“He and his wife believed in the same things they had before they came to Washington. Many of their friends at the White House did, too, but those people had made a decision that you could still believe in the same things and yet adapt yourself. After all, the goals were unchanged, you were still working for what you believed in, right? People in the White House believed they were entitled to do things differently, to suspend the rules, because they were fulfilling a mission; that was the only important thing, the mission. It was easy to lose perspective, Sloan said. He had seen it happen.”
Taken to the extreme, the ends-justify-the-means mentality of a mission can lead to unethical or even illegal acts, as it did with Watergate.
But even if it’s not so extreme, getting consumed by the impact of your project can distract attention away from mundane but crucial details like triple-checking your facts and questioning your assumptions.
Fortunately for Woodward and Bernstein and history, they recovered from their mistake. A sharp rebuke from Deep Throat helped.
Just before I sat down to write this article, I saw this quote posted as a tweet from Matt Pearce, a national reporter at the Los Angeles Times:
anyway, Deep Throat had some timeless advice for investigative reporters: pic.twitter.com/vijaO5Um3l
— Matt Pearce (@mattdpearce) March 30, 2017
The impact is still felt today.
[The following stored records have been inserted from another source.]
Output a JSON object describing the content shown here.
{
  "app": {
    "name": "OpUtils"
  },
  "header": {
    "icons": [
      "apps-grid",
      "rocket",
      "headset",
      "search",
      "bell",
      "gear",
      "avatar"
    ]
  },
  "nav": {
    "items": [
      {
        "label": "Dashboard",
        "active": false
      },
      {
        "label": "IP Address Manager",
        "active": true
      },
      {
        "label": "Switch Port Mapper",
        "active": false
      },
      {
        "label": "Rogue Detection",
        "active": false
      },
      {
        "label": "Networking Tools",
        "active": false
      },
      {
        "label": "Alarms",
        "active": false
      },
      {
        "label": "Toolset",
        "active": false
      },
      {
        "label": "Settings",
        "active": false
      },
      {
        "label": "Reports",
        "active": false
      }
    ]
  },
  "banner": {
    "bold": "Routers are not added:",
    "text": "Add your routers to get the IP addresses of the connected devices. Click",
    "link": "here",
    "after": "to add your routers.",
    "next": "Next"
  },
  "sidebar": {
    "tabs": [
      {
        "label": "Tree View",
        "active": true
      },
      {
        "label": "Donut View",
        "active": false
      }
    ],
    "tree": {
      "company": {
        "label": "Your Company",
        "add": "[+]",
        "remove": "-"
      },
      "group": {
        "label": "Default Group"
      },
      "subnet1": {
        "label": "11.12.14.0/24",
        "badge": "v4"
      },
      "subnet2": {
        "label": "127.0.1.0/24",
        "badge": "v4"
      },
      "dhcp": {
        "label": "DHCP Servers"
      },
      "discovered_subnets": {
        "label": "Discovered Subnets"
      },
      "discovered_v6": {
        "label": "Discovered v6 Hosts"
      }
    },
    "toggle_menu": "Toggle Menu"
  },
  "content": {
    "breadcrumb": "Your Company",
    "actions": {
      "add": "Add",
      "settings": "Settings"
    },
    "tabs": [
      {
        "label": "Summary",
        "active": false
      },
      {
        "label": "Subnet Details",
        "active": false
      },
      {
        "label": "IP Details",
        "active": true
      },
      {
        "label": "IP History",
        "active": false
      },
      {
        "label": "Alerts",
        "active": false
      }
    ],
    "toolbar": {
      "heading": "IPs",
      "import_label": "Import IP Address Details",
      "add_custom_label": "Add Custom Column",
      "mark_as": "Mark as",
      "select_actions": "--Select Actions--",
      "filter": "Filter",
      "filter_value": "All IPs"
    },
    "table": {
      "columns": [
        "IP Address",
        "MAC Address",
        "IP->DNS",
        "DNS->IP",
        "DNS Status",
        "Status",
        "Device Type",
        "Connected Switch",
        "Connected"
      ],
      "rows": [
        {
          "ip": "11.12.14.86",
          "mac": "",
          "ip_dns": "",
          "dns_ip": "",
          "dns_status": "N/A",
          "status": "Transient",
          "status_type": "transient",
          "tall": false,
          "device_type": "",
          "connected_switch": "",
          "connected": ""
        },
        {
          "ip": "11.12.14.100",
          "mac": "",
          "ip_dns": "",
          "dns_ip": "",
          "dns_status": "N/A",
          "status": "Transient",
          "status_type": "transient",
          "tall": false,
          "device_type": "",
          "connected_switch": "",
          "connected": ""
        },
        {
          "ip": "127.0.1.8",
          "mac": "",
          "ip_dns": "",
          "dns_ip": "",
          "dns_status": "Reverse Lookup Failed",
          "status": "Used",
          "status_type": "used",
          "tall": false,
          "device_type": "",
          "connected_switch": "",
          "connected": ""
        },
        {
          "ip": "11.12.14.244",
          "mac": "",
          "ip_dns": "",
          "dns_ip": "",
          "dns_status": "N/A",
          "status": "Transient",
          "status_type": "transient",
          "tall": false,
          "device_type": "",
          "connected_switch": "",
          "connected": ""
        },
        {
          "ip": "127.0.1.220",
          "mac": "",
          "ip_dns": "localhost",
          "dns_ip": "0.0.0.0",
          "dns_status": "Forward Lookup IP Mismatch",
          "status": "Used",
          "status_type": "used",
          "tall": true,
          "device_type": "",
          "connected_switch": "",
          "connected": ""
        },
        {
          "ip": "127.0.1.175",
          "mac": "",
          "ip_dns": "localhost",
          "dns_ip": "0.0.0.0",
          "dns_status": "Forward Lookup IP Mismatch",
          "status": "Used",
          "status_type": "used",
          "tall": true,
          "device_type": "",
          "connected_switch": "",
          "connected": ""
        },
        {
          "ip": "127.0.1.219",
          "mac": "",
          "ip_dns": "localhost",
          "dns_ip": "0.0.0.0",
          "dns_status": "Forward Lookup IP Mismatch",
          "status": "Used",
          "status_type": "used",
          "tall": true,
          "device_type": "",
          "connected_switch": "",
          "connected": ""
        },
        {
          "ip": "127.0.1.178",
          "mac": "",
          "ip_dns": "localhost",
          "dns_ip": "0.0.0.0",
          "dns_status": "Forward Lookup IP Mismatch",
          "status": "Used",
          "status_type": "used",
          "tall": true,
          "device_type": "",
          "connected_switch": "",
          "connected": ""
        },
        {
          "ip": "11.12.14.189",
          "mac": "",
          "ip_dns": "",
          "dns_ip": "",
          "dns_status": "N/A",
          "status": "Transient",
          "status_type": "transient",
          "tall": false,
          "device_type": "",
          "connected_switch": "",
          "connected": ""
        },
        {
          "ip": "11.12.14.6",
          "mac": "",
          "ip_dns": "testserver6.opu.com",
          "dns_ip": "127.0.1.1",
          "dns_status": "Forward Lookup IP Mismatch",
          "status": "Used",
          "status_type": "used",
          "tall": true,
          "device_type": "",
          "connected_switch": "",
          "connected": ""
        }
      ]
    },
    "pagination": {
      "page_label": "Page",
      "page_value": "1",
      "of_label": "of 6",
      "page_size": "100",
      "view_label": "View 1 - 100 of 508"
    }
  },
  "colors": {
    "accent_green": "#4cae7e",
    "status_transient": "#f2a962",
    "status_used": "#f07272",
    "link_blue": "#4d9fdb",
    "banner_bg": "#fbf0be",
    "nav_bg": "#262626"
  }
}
Tim Cigelske (@cigelske) is the Associate Editor of MetricShift. He has reported and written for the Associated Press, Milwaukee Journal Sentinel, Budget Travel, Adventure Cyclist and more. Today, he is the Director of Social Media at Marquette University as well as an adjunct professor teaching media writing and social media analytics.